High cholesterol is a health complication that we typically associate with poor diet and lack of exercise in adults. For children, however, there can be a risk for developing high cholesterol as well. As a parent, it is important to become familiar with the types of cholesterol complications a child may experience and work to avoid these complications by using modified diet, exercise and, when appropriate, the use of medications.
In many families, the complications with high cholesterol are familial in nature and are associated with genetic pre-disposition. In children who are at risk for developing high cholesterol in response to a familial risk, the early indicators will show up on routine blood work. It is important, therefore, that your child undergo regular physical screenings with cholesterol levels checked on an annual basis.
Hypercholesterolemia is a complication that can be genetic in nature and typically if one parent is suffering from the condition, a child will have a 50 percent chance of also developing this cholesterol complication. It is important, therefore, that you monitor this complication through routine blood work but, even before this, you may notice early warning signs which include a slight yellowing of the skin in and around the fingers and eyelids and, in some children, a chronic swelling of tendons.
Beyond hypercholesterolemia, your child may also be at risk for developing hyperlipidemia. Typically, with this familial health complication, your child's triglyceride levels will be relatively normal but elevation of overall cholesterol will be evident. As with other forms of high cholesterol, this complication is a gradual increase overtime and, when early indicators suggest this cholesterol complication is evident in your child, further assessment and screening should be done annually.
High cholesterol is a unique health complication in children and is often not detected early enough in life. If you have a family history of cholesterol complications, it is important to ask your pediatrician to test your child for the complication as well. In doing so, you can alleviate the long term complications associated with cardiovascular disease by catching the disorder early and modifying your child's diet and exercise regimen accordingly.

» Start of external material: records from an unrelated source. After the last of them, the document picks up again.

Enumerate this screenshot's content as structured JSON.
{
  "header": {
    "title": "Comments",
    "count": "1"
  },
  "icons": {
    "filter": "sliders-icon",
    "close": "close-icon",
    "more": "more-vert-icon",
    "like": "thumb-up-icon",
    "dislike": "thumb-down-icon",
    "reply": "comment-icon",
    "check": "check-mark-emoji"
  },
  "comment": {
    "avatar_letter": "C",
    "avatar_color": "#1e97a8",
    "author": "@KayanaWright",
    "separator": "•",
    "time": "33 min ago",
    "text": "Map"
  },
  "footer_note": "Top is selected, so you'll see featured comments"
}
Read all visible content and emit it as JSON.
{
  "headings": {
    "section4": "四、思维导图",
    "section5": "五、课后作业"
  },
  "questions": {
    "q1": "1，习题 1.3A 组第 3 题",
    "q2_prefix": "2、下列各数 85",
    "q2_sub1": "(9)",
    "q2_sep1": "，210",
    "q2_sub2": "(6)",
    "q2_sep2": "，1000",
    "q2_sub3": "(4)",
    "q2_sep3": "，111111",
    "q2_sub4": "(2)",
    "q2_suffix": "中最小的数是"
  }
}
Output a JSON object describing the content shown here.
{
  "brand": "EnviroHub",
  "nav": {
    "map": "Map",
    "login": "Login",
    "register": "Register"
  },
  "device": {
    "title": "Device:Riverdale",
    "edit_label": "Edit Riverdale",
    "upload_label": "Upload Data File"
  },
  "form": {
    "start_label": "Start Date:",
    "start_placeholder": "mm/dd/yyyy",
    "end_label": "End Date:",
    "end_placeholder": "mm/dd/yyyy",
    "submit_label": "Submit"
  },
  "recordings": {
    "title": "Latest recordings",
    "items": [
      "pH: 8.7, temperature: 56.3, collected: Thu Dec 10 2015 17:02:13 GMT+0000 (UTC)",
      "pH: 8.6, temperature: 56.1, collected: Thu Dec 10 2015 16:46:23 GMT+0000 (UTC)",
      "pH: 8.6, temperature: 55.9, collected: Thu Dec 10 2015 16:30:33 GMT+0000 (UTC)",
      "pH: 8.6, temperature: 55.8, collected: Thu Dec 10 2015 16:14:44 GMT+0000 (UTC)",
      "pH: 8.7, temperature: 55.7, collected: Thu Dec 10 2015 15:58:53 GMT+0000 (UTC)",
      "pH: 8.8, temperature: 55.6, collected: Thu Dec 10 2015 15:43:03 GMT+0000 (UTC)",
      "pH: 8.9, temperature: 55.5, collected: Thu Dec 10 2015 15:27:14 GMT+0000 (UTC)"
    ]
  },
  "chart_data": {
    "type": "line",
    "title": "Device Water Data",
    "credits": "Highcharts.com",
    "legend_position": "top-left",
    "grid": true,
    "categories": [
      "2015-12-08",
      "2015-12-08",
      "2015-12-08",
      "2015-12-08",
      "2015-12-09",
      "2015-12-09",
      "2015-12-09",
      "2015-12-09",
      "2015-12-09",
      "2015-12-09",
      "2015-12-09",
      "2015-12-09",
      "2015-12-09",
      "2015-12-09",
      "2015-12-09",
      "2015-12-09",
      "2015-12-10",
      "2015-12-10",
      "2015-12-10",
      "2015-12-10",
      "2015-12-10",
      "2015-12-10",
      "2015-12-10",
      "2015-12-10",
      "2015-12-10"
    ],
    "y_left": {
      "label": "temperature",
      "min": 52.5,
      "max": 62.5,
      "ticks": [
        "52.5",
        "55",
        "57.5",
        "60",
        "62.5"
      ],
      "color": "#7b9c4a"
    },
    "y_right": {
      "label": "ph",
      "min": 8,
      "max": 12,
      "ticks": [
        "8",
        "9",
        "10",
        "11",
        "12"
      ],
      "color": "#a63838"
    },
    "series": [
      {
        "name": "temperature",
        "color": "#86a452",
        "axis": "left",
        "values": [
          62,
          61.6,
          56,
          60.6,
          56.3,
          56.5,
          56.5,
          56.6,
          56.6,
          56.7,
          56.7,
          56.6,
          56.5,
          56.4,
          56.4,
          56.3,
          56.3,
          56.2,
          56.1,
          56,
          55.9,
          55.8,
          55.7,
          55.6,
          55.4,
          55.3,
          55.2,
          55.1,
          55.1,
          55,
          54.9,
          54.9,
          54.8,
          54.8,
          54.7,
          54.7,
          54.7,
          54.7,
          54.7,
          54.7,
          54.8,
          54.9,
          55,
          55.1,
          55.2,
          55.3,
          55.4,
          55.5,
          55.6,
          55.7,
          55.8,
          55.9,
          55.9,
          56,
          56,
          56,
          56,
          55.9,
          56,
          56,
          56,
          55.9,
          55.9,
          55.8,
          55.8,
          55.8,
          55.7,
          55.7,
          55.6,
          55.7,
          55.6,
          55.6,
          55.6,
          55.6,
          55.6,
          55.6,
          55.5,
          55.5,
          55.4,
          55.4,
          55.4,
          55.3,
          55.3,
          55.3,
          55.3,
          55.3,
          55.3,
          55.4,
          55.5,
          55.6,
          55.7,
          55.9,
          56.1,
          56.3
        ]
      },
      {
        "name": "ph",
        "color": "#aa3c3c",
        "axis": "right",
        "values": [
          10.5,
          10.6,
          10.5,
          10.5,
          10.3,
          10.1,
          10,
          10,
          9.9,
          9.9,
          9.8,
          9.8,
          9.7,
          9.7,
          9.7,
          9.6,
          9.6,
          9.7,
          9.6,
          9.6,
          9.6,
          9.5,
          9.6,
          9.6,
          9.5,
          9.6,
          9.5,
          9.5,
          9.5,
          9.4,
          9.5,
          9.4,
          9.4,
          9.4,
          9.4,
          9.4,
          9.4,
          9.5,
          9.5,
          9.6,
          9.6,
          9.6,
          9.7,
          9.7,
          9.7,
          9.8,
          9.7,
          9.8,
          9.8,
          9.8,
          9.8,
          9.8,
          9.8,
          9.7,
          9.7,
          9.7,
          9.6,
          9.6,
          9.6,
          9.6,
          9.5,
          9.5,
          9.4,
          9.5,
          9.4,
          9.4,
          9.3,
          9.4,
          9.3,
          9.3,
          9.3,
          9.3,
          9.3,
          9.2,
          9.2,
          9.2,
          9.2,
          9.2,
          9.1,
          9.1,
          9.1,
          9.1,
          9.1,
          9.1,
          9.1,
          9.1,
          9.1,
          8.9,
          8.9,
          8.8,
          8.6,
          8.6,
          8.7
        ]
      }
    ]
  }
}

Sources: The Yale Guide to Children's Nutrition, by William V. Tamborlane, pp. 150-151.